(DATA FOR ANALYSIS)
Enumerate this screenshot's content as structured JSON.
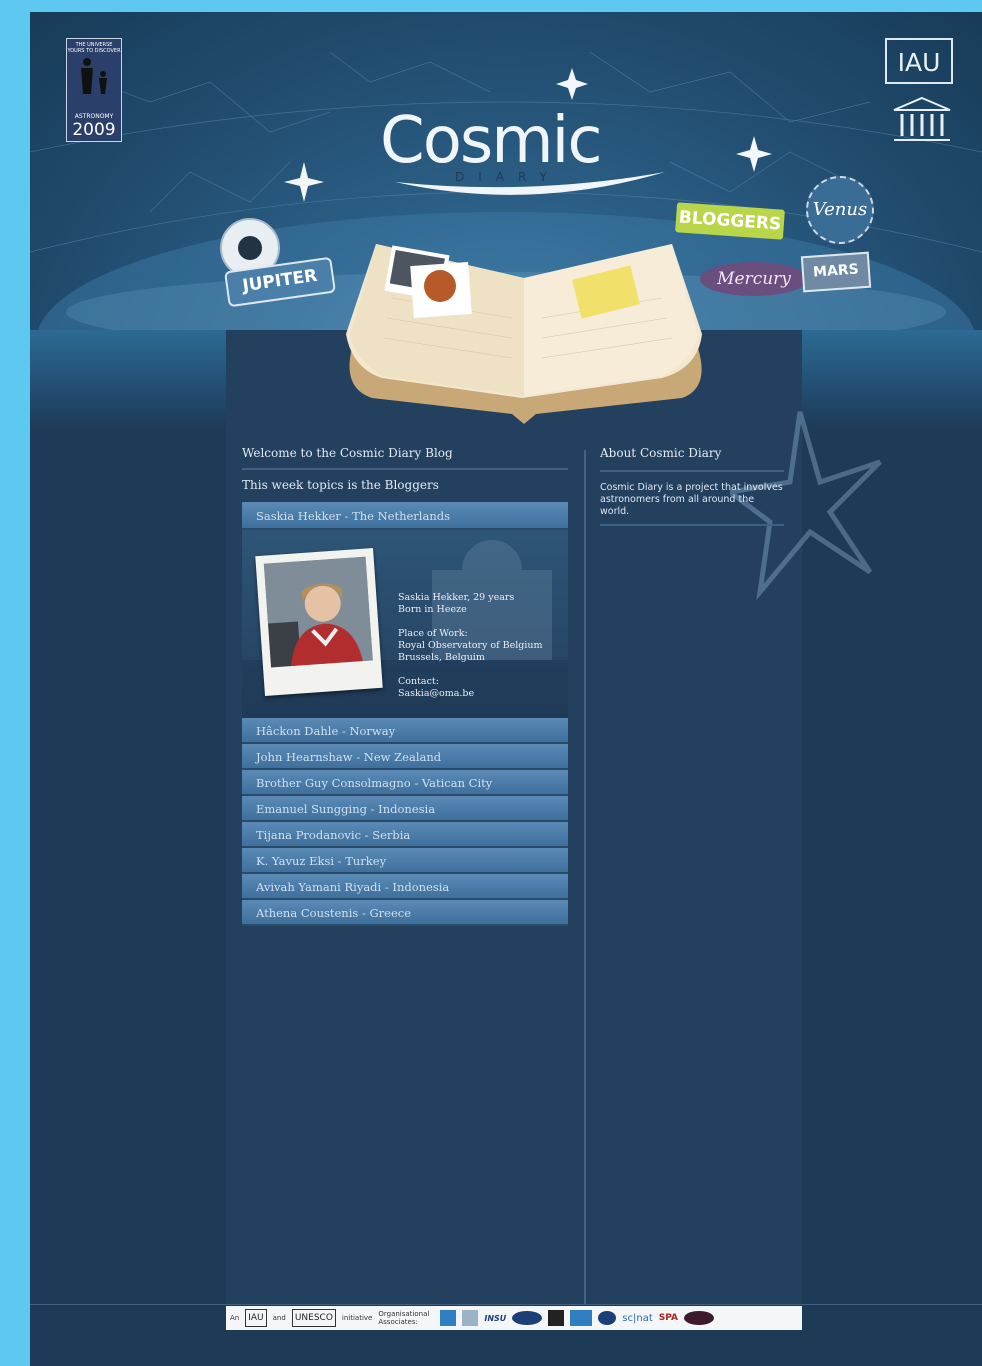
{
  "header": {
    "logo_title": "Cosmic",
    "logo_subtitle": "DIARY",
    "iya_logo": {
      "top": "THE UNIVERSE YOURS TO DISCOVER",
      "middle": "ASTRONOMY",
      "year": "2009"
    },
    "iau_logo": "IAU",
    "unesco_logo": "UNESCO",
    "stickers": {
      "bloggers": "BLOGGERS",
      "jupiter": "JUPITER",
      "venus": "Venus",
      "mercury": "Mercury",
      "mars": "MARS"
    }
  },
  "main": {
    "welcome_heading": "Welcome to the Cosmic Diary Blog",
    "topics_heading": "This week topics is the Bloggers",
    "active_blogger": {
      "label": "Saskia Hekker - The Netherlands",
      "line1": "Saskia Hekker, 29 years",
      "line2": "Born in Heeze",
      "work_label": "Place of Work:",
      "work_place": "Royal Observatory of Belgium",
      "work_city": "Brussels, Belguim",
      "contact_label": "Contact:",
      "contact_value": "Saskia@oma.be"
    },
    "bloggers": [
      "Hâckon Dahle - Norway",
      "John Hearnshaw - New Zealand",
      "Brother Guy Consolmagno - Vatican City",
      "Emanuel Sungging - Indonesia",
      "Tijana Prodanovic - Serbia",
      "K. Yavuz Eksi - Turkey",
      "Avivah Yamani Riyadi - Indonesia",
      "Athena Coustenis - Greece"
    ]
  },
  "sidebar": {
    "about_heading": "About Cosmic Diary",
    "about_text": "Cosmic Diary is a project that involves astronomers from all around the world."
  },
  "footer": {
    "an": "An",
    "iau": "IAU",
    "and": "and",
    "unesco": "UNESCO",
    "initiative": "initiative",
    "associates": "Organisational Associates:",
    "insu": "INSU",
    "scnat": "sc|nat",
    "spa": "SPA"
  }
}
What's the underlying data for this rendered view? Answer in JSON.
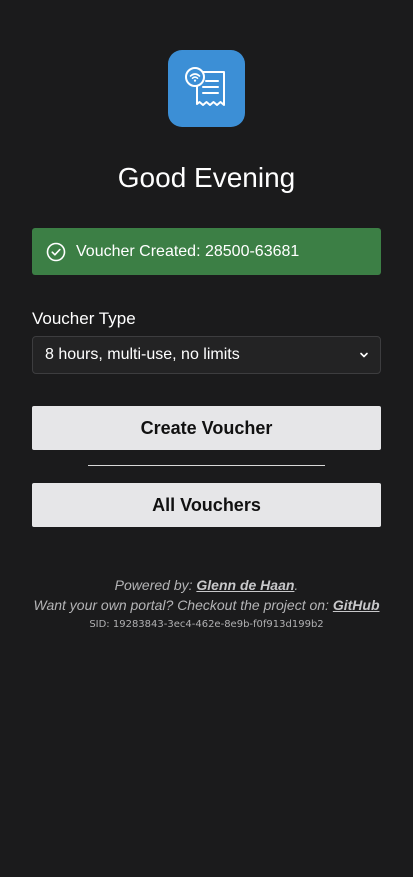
{
  "app": {
    "icon": "receipt-wifi-icon",
    "icon_color": "#3c8fd6"
  },
  "greeting": "Good Evening",
  "alert": {
    "icon": "check-circle-icon",
    "text": "Voucher Created: 28500-63681",
    "color": "#3c7f45"
  },
  "form": {
    "voucher_type_label": "Voucher Type",
    "voucher_type_selected": "8 hours, multi-use, no limits"
  },
  "buttons": {
    "create": "Create Voucher",
    "all": "All Vouchers"
  },
  "footer": {
    "powered_prefix": "Powered by: ",
    "author": "Glenn de Haan",
    "powered_suffix": ".",
    "portal_prefix": "Want your own portal? Checkout the project on: ",
    "github": "GitHub",
    "sid": "SID: 19283843-3ec4-462e-8e9b-f0f913d199b2"
  }
}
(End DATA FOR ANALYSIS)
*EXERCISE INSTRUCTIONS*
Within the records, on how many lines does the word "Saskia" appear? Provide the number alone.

*ANSWER BOX*
3